Satellite broadcaster Sky says it has successfully tested the delivery of 3D programming to a domestic television, via a high-definition set-top box, according to the BBC .
The report says Sky has been filming a number of events using 3D cameras over recent months. Such broadcasts would require the use of 3D televisions, not yet available in UK stores, and viewers would need to wear 3D polarising glasses.
Earlier this year BBC engineers broadcast a Six Nations rugby union international in 3D to an audience at a theatre in London.
Sky says it has gone further by showing that 3D could be delivered into homes, straight to its Sky+HD set-top box, without much difficulty.
Sky is stressing is not making a product launch, but producing a technological demonstration.
Sky's Gerry O'Sullivan, told BBC News that that the move to 3D would not be anything like as expensive as the investment the industry had made in HD TV; 'It's not hugely costly,' he explained, 'because it piggybacks on the investment in HD.'
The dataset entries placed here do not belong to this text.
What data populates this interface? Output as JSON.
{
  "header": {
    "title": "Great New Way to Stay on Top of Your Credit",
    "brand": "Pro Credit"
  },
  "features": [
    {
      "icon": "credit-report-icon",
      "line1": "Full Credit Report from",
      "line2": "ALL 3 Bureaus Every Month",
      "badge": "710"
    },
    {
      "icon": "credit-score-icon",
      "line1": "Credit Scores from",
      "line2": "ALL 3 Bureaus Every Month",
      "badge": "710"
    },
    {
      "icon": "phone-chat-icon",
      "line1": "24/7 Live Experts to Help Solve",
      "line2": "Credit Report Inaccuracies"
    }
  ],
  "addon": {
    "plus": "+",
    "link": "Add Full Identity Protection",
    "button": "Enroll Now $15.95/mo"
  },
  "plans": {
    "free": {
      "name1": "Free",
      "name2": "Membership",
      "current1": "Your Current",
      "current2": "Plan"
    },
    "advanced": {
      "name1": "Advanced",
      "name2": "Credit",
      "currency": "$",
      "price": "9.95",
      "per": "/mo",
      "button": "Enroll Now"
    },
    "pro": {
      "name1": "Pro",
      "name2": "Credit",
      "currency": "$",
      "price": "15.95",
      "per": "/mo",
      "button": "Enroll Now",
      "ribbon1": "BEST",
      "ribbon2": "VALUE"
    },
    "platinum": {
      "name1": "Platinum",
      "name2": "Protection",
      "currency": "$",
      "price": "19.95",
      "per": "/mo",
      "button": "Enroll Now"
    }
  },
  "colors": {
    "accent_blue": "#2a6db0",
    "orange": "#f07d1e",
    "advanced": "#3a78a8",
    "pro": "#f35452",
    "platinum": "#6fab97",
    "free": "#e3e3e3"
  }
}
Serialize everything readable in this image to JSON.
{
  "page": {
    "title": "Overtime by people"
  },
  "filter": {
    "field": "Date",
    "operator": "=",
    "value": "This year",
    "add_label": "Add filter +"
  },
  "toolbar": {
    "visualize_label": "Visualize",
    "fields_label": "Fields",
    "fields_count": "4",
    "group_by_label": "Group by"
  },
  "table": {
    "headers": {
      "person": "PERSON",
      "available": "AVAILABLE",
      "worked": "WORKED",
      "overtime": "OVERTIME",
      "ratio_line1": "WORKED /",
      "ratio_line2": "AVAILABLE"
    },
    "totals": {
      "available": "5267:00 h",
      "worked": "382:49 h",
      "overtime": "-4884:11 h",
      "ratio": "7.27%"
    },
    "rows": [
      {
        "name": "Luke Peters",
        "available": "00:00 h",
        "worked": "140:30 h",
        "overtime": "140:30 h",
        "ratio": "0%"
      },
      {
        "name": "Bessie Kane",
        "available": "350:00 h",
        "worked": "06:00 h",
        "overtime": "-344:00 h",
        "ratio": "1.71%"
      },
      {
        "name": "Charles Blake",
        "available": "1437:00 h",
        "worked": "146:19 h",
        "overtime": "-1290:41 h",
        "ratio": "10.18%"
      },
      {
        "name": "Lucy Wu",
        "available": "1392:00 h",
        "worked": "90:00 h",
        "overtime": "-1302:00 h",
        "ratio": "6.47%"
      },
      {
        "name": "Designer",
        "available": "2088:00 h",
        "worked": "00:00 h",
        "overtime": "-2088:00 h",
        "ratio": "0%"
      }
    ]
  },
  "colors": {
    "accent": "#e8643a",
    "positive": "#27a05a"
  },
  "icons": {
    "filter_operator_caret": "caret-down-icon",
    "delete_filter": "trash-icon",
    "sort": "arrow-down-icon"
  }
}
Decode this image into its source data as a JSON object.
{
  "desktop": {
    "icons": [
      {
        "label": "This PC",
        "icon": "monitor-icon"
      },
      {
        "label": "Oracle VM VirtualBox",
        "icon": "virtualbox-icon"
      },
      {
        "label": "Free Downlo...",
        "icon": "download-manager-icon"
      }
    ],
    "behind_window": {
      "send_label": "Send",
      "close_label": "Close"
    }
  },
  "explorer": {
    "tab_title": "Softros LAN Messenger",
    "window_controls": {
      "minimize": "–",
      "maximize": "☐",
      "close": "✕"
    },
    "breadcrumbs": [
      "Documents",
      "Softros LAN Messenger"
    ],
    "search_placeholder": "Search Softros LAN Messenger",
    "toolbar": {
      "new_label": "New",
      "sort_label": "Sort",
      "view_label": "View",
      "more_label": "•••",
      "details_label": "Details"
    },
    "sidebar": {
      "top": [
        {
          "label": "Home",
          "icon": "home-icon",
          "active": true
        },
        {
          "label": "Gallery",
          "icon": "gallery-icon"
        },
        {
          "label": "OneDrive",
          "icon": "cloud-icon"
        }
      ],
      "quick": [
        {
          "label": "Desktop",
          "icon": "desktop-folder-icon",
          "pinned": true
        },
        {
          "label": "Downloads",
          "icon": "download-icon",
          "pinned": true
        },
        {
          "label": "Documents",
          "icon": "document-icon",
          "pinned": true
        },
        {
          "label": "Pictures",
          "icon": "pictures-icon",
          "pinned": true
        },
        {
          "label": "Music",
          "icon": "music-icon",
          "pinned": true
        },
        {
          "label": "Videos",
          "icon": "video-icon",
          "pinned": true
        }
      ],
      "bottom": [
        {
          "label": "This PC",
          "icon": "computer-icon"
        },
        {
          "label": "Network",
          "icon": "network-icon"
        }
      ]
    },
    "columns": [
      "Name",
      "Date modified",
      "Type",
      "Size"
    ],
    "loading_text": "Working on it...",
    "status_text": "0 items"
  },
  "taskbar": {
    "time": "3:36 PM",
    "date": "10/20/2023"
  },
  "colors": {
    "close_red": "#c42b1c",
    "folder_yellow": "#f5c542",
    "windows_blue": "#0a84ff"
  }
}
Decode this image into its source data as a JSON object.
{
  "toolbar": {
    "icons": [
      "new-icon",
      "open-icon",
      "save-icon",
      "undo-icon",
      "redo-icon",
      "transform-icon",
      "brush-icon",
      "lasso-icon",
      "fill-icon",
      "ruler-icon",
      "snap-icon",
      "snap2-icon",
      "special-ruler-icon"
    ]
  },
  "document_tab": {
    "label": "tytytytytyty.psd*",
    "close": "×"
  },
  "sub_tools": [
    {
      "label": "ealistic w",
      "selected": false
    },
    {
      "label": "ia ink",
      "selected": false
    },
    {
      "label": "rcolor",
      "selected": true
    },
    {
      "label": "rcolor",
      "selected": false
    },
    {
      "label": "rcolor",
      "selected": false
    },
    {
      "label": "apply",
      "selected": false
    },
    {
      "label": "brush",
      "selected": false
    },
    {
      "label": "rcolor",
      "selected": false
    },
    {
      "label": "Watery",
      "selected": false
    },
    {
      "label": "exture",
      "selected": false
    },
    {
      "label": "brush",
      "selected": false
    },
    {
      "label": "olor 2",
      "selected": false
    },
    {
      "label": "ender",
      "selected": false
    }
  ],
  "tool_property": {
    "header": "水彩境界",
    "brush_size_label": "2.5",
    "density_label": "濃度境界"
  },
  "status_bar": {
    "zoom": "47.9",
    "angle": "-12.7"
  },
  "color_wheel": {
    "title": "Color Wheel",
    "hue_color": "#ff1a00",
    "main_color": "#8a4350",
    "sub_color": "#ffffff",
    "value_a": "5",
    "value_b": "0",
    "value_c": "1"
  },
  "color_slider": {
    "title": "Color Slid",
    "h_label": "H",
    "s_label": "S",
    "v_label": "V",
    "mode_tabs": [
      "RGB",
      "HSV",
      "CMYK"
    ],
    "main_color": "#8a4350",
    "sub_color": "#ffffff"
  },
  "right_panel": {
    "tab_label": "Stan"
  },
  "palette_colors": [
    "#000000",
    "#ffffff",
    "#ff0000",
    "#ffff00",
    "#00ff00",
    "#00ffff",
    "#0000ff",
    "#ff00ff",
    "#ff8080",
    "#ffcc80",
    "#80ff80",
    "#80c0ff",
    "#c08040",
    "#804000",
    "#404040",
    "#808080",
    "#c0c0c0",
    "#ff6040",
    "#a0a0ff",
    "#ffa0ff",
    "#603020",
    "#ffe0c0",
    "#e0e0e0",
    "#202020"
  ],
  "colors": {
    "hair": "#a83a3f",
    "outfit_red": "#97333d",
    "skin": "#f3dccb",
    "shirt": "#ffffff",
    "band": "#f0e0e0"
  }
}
The BBC states Hollywood is beginning to invest heavily in 3D movie production and in Japan some television channels are already broadcasting in 3D.